The Barbarian

Source: Gallery.Curio.Cards

This card could be the first animated NFT (it can only use two frames because of the technology available at the time). It’s said to be Rhett Creighton’s card because he was the tech muscle behind the project. Robek chose the supply of his cards and intentionally reduced card 23 to a supply of 250 because he foresaw collectors wanting all 3 cards in his set. It incentivized people to quickly buy this card so that they could complete the set - turns out he was right and his set sold out.

Issued Copies: 250

# of Locked Copies: 0

Created by Robek World.

(24) Complexity 

Complexity

Source: Gallery.curio.cards

Daniel Friedman shared hand-drawn art on his Flickr account (link below) and was brought on board after the founding team discovered the account. He’s currently a researcher in entomology and it was said that he had a great attitude toward his art and spreading it like a hobby. This art is special because it brought physical artwork to the digital space. Across the Curio Card collection, we see a blend of art that comprises most of what we see in modern NFT projects today.

Issued Copies: 333

# of Locked Copies: 0

Created by Daniel Friedman.

(25) Passion 

Passion

Source: Gallery.curio.cards

What’s interesting about this set by Daniel Friedman is that the supply was released as follows: 333 copies, 222 copies, 111 copies. Again, Friedman had a positive attitude toward his art and treated it like a hobby. The way the supply was released reflects this playfulness toward the art. 

Issued Copies: 222

# of Locked Copies: 0

Created by Daniel Friedman.

(26) Education 

Education

Source: Gallery.curio.cards

After the 333, 222, and 111 supply releases, plus 5 locked copies of this card, it is the rarest in the entire set. There are 106 total copies and currently 47 owners. Its last sale was 17.9 ETH (over $44,000). 

Issued Copies: 111

# of Locked Copies: 5

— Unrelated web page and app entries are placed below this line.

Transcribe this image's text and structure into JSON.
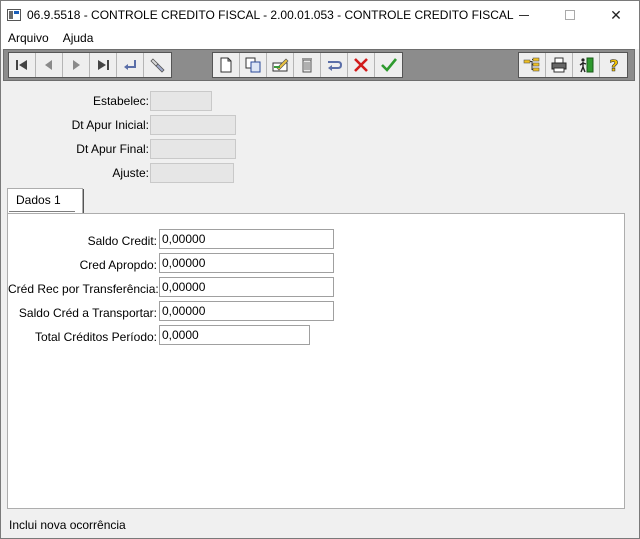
{
  "window": {
    "title": "06.9.5518 - CONTROLE CREDITO FISCAL - 2.00.01.053 - CONTROLE CREDITO FISCAL",
    "minimize": "",
    "maximize": "",
    "close": "✕"
  },
  "menu": {
    "items": [
      "Arquivo",
      "Ajuda"
    ]
  },
  "toolbar": {
    "nav_icons": [
      "first-record-icon",
      "previous-record-icon",
      "next-record-icon",
      "last-record-icon",
      "go-to-icon",
      "search-icon"
    ],
    "action_icons": [
      "new-record-icon",
      "copy-record-icon",
      "edit-record-icon",
      "delete-record-icon",
      "undo-icon",
      "cancel-icon",
      "confirm-icon"
    ],
    "tool_icons": [
      "tree-icon",
      "print-icon",
      "exit-icon",
      "help-icon"
    ]
  },
  "header": {
    "fields": [
      {
        "label": "Estabelec:",
        "value": ""
      },
      {
        "label": "Dt Apur Inicial:",
        "value": ""
      },
      {
        "label": "Dt Apur Final:",
        "value": ""
      },
      {
        "label": "Ajuste:",
        "value": ""
      }
    ]
  },
  "tabs": [
    {
      "label": "Dados 1"
    }
  ],
  "form": {
    "fields": [
      {
        "label": "Saldo Credit:",
        "value": "0,00000"
      },
      {
        "label": "Cred Apropdo:",
        "value": "0,00000"
      },
      {
        "label": "Créd Rec por Transferência:",
        "value": "0,00000"
      },
      {
        "label": "Saldo Créd a Transportar:",
        "value": "0,00000"
      },
      {
        "label": "Total Créditos Período:",
        "value": "0,0000"
      }
    ]
  },
  "status": {
    "text": "Inclui nova ocorrência"
  },
  "colors": {
    "toolbar_bg": "#8c8c8c",
    "readonly_field": "#e6e6e6",
    "cancel_red": "#d11a1a",
    "confirm_green": "#2e9a2e"
  }
}
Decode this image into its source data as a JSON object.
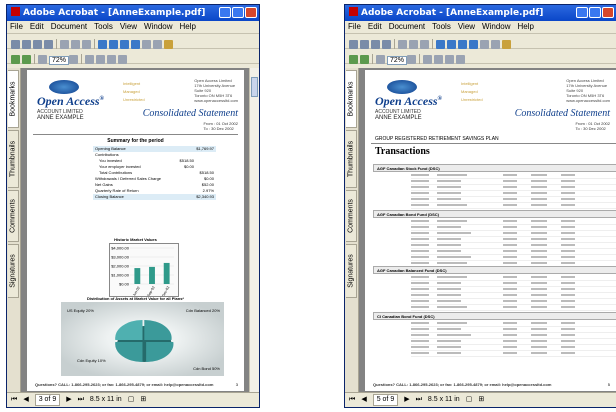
{
  "app": {
    "title": "Adobe Acrobat - [AnneExample.pdf]",
    "menus": [
      "File",
      "Edit",
      "Document",
      "Tools",
      "View",
      "Window",
      "Help"
    ],
    "nav_tabs": [
      "Bookmarks",
      "Thumbnails",
      "Comments",
      "Signatures"
    ]
  },
  "left_window": {
    "zoom": "72%",
    "page_indicator": "3 of 9",
    "page_size": "8.5 x 11 in",
    "doc": {
      "brand": "Open Access",
      "account": "ACCOUNT LIMITED",
      "client": "ANNE EXAMPLE",
      "mid_labels": [
        "Intelligent",
        "Managed",
        "Unrestricted"
      ],
      "address": [
        "Open Access Limited",
        "17th University Avenue",
        "Suite 920",
        "Toronto ON M5H 3T6",
        "www.openaccessltd.com"
      ],
      "statement": "Consolidated Statement",
      "from": "From : 01 Oct 2002",
      "to": "To : 30 Dec 2002",
      "summary_title": "Summary for the period",
      "summary_rows": [
        {
          "label": "Opening Balance",
          "value": "$1,769.97"
        },
        {
          "label": "Contributions",
          "value": ""
        },
        {
          "label": "You invested",
          "value": "$518.50"
        },
        {
          "label": "Your employer invested",
          "value": "$0.00"
        },
        {
          "label": "Total Contributions",
          "value": "$518.50"
        },
        {
          "label": "Withdrawals / Deferred Sales Charge",
          "value": "$0.00"
        },
        {
          "label": "Net Gains",
          "value": "$52.00"
        },
        {
          "label": "Quarterly Rate of Return",
          "value": "2.97%"
        },
        {
          "label": "Closing Balance",
          "value": "$2,340.93"
        }
      ],
      "bar_title": "Historic Market Values",
      "pie_title": "Distribution of Assets at Market Value for all Plans*",
      "pie_labels": [
        "US Equity 20%",
        "Cdn Balanced 20%",
        "Cdn Equity 10%",
        "Cdn Bond 50%"
      ],
      "footer": "Questions? CALL: 1-866-295-2623; or fax: 1-866-295-4879; or email: help@openaccessltd.com",
      "page_num": "3"
    }
  },
  "right_window": {
    "zoom": "72%",
    "page_indicator": "5 of 9",
    "page_size": "8.5 x 11 in",
    "doc": {
      "plan_title": "GROUP REGISTERED RETIREMENT SAVINGS PLAN",
      "heading": "Transactions",
      "sections": [
        "AGF Canadian Stock Fund (DSC)",
        "AGF Canadian Bond Fund (DSC)",
        "AGF Canadian Balanced Fund (DSC)",
        "CI Canadian Bond Fund (DSC)"
      ],
      "page_num": "5"
    }
  },
  "chart_data": {
    "type": "bar",
    "title": "Historic Market Values",
    "categories": [
      "Jun-02",
      "Sep-02",
      "Dec-02"
    ],
    "values": [
      1769.97,
      1900,
      2340.93
    ],
    "ylim": [
      0,
      4000
    ]
  }
}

Created by Daniel Friedman.

(27) Blue

Blue

Source: Gallery.curio.cards

The Blue card starts us off on a set created by Marisol Vengas meant to represent fine art. Marisol Vengas is an anonymous artist, adding some mystery to this microset. It's later been revealed that Marisol Vengas is an art collective lead by Max Infield as his studio. These cards took real-world photography and layered in artistic design on top of it. Artists worked in stations and collaborated to produce these. Again, it's fascinating that Curio Cards brought physical art, photography art, meme art, thematic art and creator-supporting art into this project.

Issued Copies: 600

# of Locked Copies: 35

Created by Marisol Vengas.

(28) Pink

Pink

Source: Gallery.curio.cards

This is the second card in the fine art set with a slightly lower supply than the blue card. Like card 27, this features a real-world photograph with art layered on top of it.

Issued Copies: 400

# of Locked Copies: 0

Created by Marisol Vengas.

(29) Yellow

Yellow

Source: Gallery.curio.cards

This is the rarest fine art card in the set with a supply of just 200. 

Issued Copies: 200

# of Locked Copies: 0

Created by Marisol Vengas.

(30) Eclipse

Eclipse

Source: Gallery.curio.cards

This is the only card in the set that was released on the day of the Great American Eclipse. Cards were typically released on Tuesdays, but this card finishes the set and was based on that eclipse on August 21st, 2017 (occurred on a Monday). 

The supply of this card is 821, which represents the date of the eclipse, 8/21.

The artist who created card 30 is very private and wishes to remain anonymous even to this day.

Issued Copies: 821

# of Locked Copies: 5

Created by Thoros of Myr. 

Jon Torrey

written by

Jon Torrey

NFT Enthusiast